He was the guy poised to unseat a King, and I was a loyal subject of Richard Petty.


The two legends had tied for first place as seven time Cup champions, and Earnhardt was capable of an eighth crown-even at almost 50 years old.


However nobody wanted Earnhardt’s career to end so tragically.


A NASCAR career was great for Earnhardt, but the Intimidator was even greater for NASCAR. He added a competitive fire to NASCAR‘s rise in popularity in the late 20th century.


He was a great loss that lingers to this day.


He also added celebrity and flair during a transitional period in which a new generation of generic drivers and race philosophies had entered the game.


The sport had morphed into a new era of slick multi-million dollar engineering wonder cars that owed their success to a herd of nerds with advanced degrees in the science of motion.


But these new age Einsteins had never met the Intimidator.

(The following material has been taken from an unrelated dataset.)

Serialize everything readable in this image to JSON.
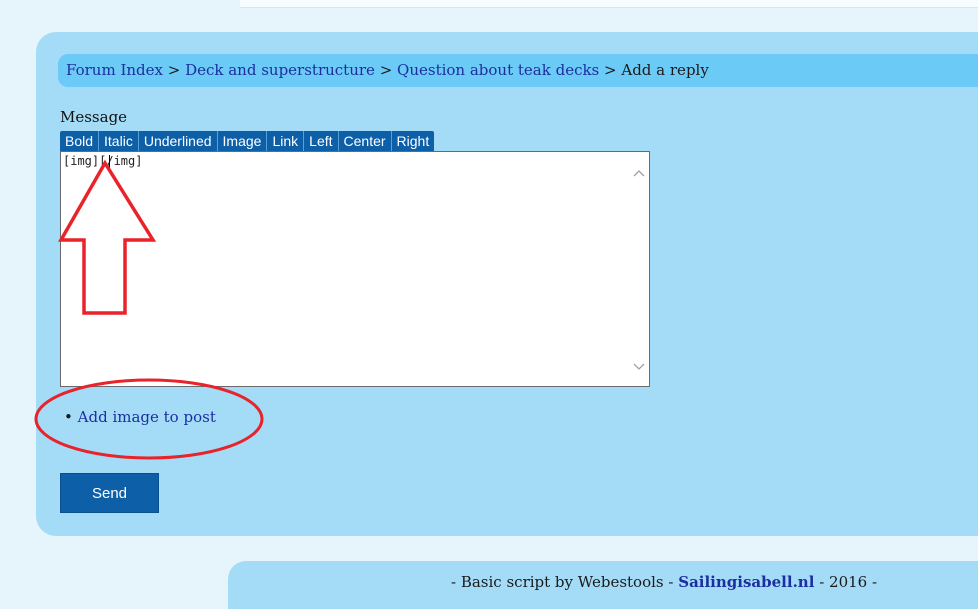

Earnhardt flew by the seat of his race suit and an unconquerable will to win at any cost.


He never got on the radio and whined about his car, he just drove it. He could drive junk and still win a race. He was that good.

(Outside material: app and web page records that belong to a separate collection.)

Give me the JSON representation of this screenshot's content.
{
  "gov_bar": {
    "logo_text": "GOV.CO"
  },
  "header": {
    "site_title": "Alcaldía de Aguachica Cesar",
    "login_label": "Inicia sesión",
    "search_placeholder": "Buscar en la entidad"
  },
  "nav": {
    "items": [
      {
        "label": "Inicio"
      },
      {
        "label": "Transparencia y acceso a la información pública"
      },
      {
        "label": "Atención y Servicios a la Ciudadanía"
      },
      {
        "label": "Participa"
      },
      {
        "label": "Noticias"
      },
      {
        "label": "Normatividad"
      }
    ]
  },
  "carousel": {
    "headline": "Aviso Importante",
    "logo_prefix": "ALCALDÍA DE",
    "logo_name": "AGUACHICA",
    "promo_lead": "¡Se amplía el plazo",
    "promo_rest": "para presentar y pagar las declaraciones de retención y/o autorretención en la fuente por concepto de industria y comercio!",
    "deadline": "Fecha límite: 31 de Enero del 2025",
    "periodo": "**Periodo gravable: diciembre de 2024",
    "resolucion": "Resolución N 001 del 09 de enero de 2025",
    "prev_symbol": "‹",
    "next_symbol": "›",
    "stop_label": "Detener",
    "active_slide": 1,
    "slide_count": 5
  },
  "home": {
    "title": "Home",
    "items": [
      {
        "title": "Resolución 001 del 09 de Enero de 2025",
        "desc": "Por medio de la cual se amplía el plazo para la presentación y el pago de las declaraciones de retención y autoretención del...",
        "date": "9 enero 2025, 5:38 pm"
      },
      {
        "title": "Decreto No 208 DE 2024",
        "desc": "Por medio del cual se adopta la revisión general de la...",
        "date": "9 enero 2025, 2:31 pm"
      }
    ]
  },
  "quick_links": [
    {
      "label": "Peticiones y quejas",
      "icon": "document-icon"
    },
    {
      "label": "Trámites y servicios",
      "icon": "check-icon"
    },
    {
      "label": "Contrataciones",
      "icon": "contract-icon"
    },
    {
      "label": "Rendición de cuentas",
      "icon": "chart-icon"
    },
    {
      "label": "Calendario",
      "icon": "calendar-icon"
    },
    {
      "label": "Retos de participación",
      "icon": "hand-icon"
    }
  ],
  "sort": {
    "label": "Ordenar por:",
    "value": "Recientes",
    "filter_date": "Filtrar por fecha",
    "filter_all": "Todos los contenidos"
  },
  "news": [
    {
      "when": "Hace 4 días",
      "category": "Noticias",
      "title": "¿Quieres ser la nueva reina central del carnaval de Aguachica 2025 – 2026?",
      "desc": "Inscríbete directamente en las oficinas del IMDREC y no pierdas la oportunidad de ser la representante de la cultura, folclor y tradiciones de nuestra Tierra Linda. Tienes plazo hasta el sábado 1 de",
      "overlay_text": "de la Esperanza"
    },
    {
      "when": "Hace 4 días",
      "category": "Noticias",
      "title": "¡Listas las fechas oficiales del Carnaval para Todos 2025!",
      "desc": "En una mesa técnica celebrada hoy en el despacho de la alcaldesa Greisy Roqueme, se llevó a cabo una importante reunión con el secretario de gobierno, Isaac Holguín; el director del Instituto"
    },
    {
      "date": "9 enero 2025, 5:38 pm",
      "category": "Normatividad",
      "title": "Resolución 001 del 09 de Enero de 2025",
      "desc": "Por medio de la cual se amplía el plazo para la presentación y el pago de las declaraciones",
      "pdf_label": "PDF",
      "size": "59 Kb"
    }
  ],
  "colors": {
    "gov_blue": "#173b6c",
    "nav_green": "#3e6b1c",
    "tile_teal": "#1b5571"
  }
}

The Intimidator was an old school driver from a bygone era of bumping and banging on the track. It was just racing in the only way that Earnhardt knew how to race-all out and all in to win.


The evolution of Earnhardt’s career was a direct path toward his identity as The Man in Black. Even his famous number 3 Chevy was black, and it was the last sight that any driver wanted to see in his rear view mirror. Especially when the race was on the line.



The car seemed like a wild animal on the track as Earnhardt made his run to the front. Every driver in the Intimidator’s way knew that he was about to be passed or run over- the decision was temporarily in his hands, not Earnhardt’s.


Linger too long and Earnhardt was happy to make the choice for an unlucky driver. His aggressive style made him a hero in black to many fans and villain in exactly the appropriate colors to other race fans.


There was never a shade of gray to Earnhardt’s race career.


I realized that Earnhardt was clearly a very popular driver in NASCAR’s inner world when he finally won the Daytona 500. Every crew member from every team was there to congratulate him on his way to the winner’s circle.


He had finally beaten the track after decades of disappointment and heartbreak.


It was a magic moment in the long history of Daytona and it was destined to be Earnhardt’s finest hour at the track that had been so incredibly difficult for him.


The 2001 Daytona 500 was The Intimidator’s last race and it ended his life in what looked like a very survivable wreck. But racing is a very dangerous way to earn a living and things didn’t work out for Dale Earnhardt that day.


The Man in Black would simply say; “That’s racing”.



Those of us who love NASCAR will never understand that logic after his tragic departure from the sport.


Jim Sutherland 

More about the car culture at mystarcollectorcar https://www.mystarcollectorcar.com/


ROBERT:”I never cared for Dale Earnhardt the driver but I sure a hell respected him. It seemed that he was always tapping the guy that was leading the race on the left rear fender sending him spinning into the infield. I think they called it the Earnhardt horn or some such thing? He sure was fun to watch. I never thought he’d win the Daytona 500 especially after the year he was leading the race until the last lap and had a tire go flat. I know even the Earnhardt haters felt bad for him. RIP Dale Earnhardt.

GORDIE:”Dale was like NO other – when he was still with us; there were like 7-10 souvenir trailers at every event for the 3 car – everyone else had like 2, max.